What is being asked:
Please return every record below exactly as it stands.

Records to use:
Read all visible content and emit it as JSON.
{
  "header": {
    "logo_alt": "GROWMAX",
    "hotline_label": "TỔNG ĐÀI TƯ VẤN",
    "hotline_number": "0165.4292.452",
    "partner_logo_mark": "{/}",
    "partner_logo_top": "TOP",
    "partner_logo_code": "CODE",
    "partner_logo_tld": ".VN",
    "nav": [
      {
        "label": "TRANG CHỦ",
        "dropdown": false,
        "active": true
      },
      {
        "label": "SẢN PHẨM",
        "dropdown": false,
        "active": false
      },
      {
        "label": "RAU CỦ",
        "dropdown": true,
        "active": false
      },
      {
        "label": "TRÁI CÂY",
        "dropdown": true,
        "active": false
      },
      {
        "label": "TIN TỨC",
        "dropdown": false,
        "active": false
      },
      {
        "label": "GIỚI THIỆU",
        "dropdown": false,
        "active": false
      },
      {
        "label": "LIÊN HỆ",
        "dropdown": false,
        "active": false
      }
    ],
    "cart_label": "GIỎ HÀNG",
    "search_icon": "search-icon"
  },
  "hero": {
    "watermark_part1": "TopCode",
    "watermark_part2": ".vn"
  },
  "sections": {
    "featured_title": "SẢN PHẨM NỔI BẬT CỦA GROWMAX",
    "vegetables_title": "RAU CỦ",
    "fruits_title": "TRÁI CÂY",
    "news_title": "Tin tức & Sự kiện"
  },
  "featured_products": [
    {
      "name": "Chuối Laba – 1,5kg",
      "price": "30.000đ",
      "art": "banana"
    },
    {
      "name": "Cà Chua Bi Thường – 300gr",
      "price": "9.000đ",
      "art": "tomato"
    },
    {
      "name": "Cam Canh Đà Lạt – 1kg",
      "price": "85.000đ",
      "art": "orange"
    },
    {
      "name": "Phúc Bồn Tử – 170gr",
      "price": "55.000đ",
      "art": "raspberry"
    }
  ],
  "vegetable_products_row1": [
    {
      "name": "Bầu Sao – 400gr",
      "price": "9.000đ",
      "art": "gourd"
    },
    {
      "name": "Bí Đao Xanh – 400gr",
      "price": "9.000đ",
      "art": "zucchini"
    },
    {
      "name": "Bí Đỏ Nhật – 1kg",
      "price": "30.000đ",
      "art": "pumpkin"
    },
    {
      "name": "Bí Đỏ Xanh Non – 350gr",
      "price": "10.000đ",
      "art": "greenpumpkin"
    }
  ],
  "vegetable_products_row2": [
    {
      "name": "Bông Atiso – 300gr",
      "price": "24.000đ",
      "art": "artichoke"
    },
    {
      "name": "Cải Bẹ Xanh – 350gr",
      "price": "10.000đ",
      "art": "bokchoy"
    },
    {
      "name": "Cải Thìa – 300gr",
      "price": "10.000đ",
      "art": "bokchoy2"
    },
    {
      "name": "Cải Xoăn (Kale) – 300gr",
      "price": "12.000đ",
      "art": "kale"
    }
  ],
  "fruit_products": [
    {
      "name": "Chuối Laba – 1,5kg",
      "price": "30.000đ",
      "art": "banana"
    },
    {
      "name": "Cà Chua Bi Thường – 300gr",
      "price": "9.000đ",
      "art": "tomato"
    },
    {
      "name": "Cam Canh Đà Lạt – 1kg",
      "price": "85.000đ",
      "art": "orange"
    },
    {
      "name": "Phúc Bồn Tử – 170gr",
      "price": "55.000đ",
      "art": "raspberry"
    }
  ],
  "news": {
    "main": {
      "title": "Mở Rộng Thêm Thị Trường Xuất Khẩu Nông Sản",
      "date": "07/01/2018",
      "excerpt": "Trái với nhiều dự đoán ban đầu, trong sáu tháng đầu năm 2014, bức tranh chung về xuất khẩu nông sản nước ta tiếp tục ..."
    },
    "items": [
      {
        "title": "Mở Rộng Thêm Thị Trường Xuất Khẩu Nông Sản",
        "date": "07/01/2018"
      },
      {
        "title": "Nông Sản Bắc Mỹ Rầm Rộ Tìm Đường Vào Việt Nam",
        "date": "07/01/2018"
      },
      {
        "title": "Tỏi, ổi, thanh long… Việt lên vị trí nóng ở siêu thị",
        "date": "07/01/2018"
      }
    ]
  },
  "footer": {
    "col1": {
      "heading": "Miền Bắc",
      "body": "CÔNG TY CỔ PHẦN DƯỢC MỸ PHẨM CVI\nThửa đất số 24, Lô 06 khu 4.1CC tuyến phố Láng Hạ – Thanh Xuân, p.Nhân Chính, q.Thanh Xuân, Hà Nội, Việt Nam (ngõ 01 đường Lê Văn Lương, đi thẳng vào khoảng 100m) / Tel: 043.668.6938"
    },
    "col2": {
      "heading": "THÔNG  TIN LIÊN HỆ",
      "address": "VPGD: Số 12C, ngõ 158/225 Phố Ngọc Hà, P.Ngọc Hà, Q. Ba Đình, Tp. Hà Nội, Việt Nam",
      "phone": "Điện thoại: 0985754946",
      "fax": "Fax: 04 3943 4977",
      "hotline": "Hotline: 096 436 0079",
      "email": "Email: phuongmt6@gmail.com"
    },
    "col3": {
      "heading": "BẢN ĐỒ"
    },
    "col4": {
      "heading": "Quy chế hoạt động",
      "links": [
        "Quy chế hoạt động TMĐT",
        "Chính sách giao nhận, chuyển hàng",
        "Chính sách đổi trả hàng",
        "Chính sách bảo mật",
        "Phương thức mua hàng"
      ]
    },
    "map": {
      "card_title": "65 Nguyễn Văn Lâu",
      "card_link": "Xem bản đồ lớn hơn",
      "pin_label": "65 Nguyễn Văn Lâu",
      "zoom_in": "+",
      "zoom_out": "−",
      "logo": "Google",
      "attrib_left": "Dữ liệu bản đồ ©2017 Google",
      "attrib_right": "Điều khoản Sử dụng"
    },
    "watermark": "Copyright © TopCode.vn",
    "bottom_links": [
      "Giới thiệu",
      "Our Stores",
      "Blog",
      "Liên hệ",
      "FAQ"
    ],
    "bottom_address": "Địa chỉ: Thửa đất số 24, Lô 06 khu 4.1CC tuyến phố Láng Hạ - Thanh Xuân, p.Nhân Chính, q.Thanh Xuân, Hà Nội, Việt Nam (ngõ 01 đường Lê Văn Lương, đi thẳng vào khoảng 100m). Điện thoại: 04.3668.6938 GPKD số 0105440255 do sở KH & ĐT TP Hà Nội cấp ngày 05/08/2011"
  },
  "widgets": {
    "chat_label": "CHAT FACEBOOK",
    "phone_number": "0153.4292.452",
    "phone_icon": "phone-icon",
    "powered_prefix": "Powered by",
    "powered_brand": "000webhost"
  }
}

Reply:
Read all visible content and emit it as JSON.
{
  "header": {
    "logo_alt": "GROWMAX",
    "hotline_label": "TỔNG ĐÀI TƯ VẤN",
    "hotline_number": "0165.4292.452",
    "partner_logo_mark": "{/}",
    "partner_logo_top": "TOP",
    "partner_logo_code": "CODE",
    "partner_logo_tld": ".VN",
    "nav": [
      {
        "label": "TRANG CHỦ",
        "dropdown": false,
        "active": true
      },
      {
        "label": "SẢN PHẨM",
        "dropdown": false,
        "active": false
      },
      {
        "label": "RAU CỦ",
        "dropdown": true,
        "active": false
      },
      {
        "label": "TRÁI CÂY",
        "dropdown": true,
        "active": false
      },
      {
        "label": "TIN TỨC",
        "dropdown": false,
        "active": false
      },
      {
        "label": "GIỚI THIỆU",
        "dropdown": false,
        "active": false
      },
      {
        "label": "LIÊN HỆ",
        "dropdown": false,
        "active": false
      }
    ],
    "cart_label": "GIỎ HÀNG",
    "search_icon": "search-icon"
  },
  "hero": {
    "watermark_part1": "TopCode",
    "watermark_part2": ".vn"
  },
  "sections": {
    "featured_title": "SẢN PHẨM NỔI BẬT CỦA GROWMAX",
    "vegetables_title": "RAU CỦ",
    "fruits_title": "TRÁI CÂY",
    "news_title": "Tin tức & Sự kiện"
  },
  "featured_products": [
    {
      "name": "Chuối Laba – 1,5kg",
      "price": "30.000đ",
      "art": "banana"
    },
    {
      "name": "Cà Chua Bi Thường – 300gr",
      "price": "9.000đ",
      "art": "tomato"
    },
    {
      "name": "Cam Canh Đà Lạt – 1kg",
      "price": "85.000đ",
      "art": "orange"
    },
    {
      "name": "Phúc Bồn Tử – 170gr",
      "price": "55.000đ",
      "art": "raspberry"
    }
  ],
  "vegetable_products_row1": [
    {
      "name": "Bầu Sao – 400gr",
      "price": "9.000đ",
      "art": "gourd"
    },
    {
      "name": "Bí Đao Xanh – 400gr",
      "price": "9.000đ",
      "art": "zucchini"
    },
    {
      "name": "Bí Đỏ Nhật – 1kg",
      "price": "30.000đ",
      "art": "pumpkin"
    },
    {
      "name": "Bí Đỏ Xanh Non – 350gr",
      "price": "10.000đ",
      "art": "greenpumpkin"
    }
  ],
  "vegetable_products_row2": [
    {
      "name": "Bông Atiso – 300gr",
      "price": "24.000đ",
      "art": "artichoke"
    },
    {
      "name": "Cải Bẹ Xanh – 350gr",
      "price": "10.000đ",
      "art": "bokchoy"
    },
    {
      "name": "Cải Thìa – 300gr",
      "price": "10.000đ",
      "art": "bokchoy2"
    },
    {
      "name": "Cải Xoăn (Kale) – 300gr",
      "price": "12.000đ",
      "art": "kale"
    }
  ],
  "fruit_products": [
    {
      "name": "Chuối Laba – 1,5kg",
      "price": "30.000đ",
      "art": "banana"
    },
    {
      "name": "Cà Chua Bi Thường – 300gr",
      "price": "9.000đ",
      "art": "tomato"
    },
    {
      "name": "Cam Canh Đà Lạt – 1kg",
      "price": "85.000đ",
      "art": "orange"
    },
    {
      "name": "Phúc Bồn Tử – 170gr",
      "price": "55.000đ",
      "art": "raspberry"
    }
  ],
  "news": {
    "main": {
      "title": "Mở Rộng Thêm Thị Trường Xuất Khẩu Nông Sản",
      "date": "07/01/2018",
      "excerpt": "Trái với nhiều dự đoán ban đầu, trong sáu tháng đầu năm 2014, bức tranh chung về xuất khẩu nông sản nước ta tiếp tục ..."
    },
    "items": [
      {
        "title": "Mở Rộng Thêm Thị Trường Xuất Khẩu Nông Sản",
        "date": "07/01/2018"
      },
      {
        "title": "Nông Sản Bắc Mỹ Rầm Rộ Tìm Đường Vào Việt Nam",
        "date": "07/01/2018"
      },
      {
        "title": "Tỏi, ổi, thanh long… Việt lên vị trí nóng ở siêu thị",
        "date": "07/01/2018"
      }
    ]
  },
  "footer": {
    "col1": {
      "heading": "Miền Bắc",
      "body": "CÔNG TY CỔ PHẦN DƯỢC MỸ PHẨM CVI\nThửa đất số 24, Lô 06 khu 4.1CC tuyến phố Láng Hạ – Thanh Xuân, p.Nhân Chính, q.Thanh Xuân, Hà Nội, Việt Nam (ngõ 01 đường Lê Văn Lương, đi thẳng vào khoảng 100m) / Tel: 043.668.6938"
    },
    "col2": {
      "heading": "THÔNG  TIN LIÊN HỆ",
      "address": "VPGD: Số 12C, ngõ 158/225 Phố Ngọc Hà, P.Ngọc Hà, Q. Ba Đình, Tp. Hà Nội, Việt Nam",
      "phone": "Điện thoại: 0985754946",
      "fax": "Fax: 04 3943 4977",
      "hotline": "Hotline: 096 436 0079",
      "email": "Email: phuongmt6@gmail.com"
    },
    "col3": {
      "heading": "BẢN ĐỒ"
    },
    "col4": {
      "heading": "Quy chế hoạt động",
      "links": [
        "Quy chế hoạt động TMĐT",
        "Chính sách giao nhận, chuyển hàng",
        "Chính sách đổi trả hàng",
        "Chính sách bảo mật",
        "Phương thức mua hàng"
      ]
    },
    "map": {
      "card_title": "65 Nguyễn Văn Lâu",
      "card_link": "Xem bản đồ lớn hơn",
      "pin_label": "65 Nguyễn Văn Lâu",
      "zoom_in": "+",
      "zoom_out": "−",
      "logo": "Google",
      "attrib_left": "Dữ liệu bản đồ ©2017 Google",
      "attrib_right": "Điều khoản Sử dụng"
    },
    "watermark": "Copyright © TopCode.vn",
    "bottom_links": [
      "Giới thiệu",
      "Our Stores",
      "Blog",
      "Liên hệ",
      "FAQ"
    ],
    "bottom_address": "Địa chỉ: Thửa đất số 24, Lô 06 khu 4.1CC tuyến phố Láng Hạ - Thanh Xuân, p.Nhân Chính, q.Thanh Xuân, Hà Nội, Việt Nam (ngõ 01 đường Lê Văn Lương, đi thẳng vào khoảng 100m). Điện thoại: 04.3668.6938 GPKD số 0105440255 do sở KH & ĐT TP Hà Nội cấp ngày 05/08/2011"
  },
  "widgets": {
    "chat_label": "CHAT FACEBOOK",
    "phone_number": "0153.4292.452",
    "phone_icon": "phone-icon",
    "powered_prefix": "Powered by",
    "powered_brand": "000webhost"
  }
}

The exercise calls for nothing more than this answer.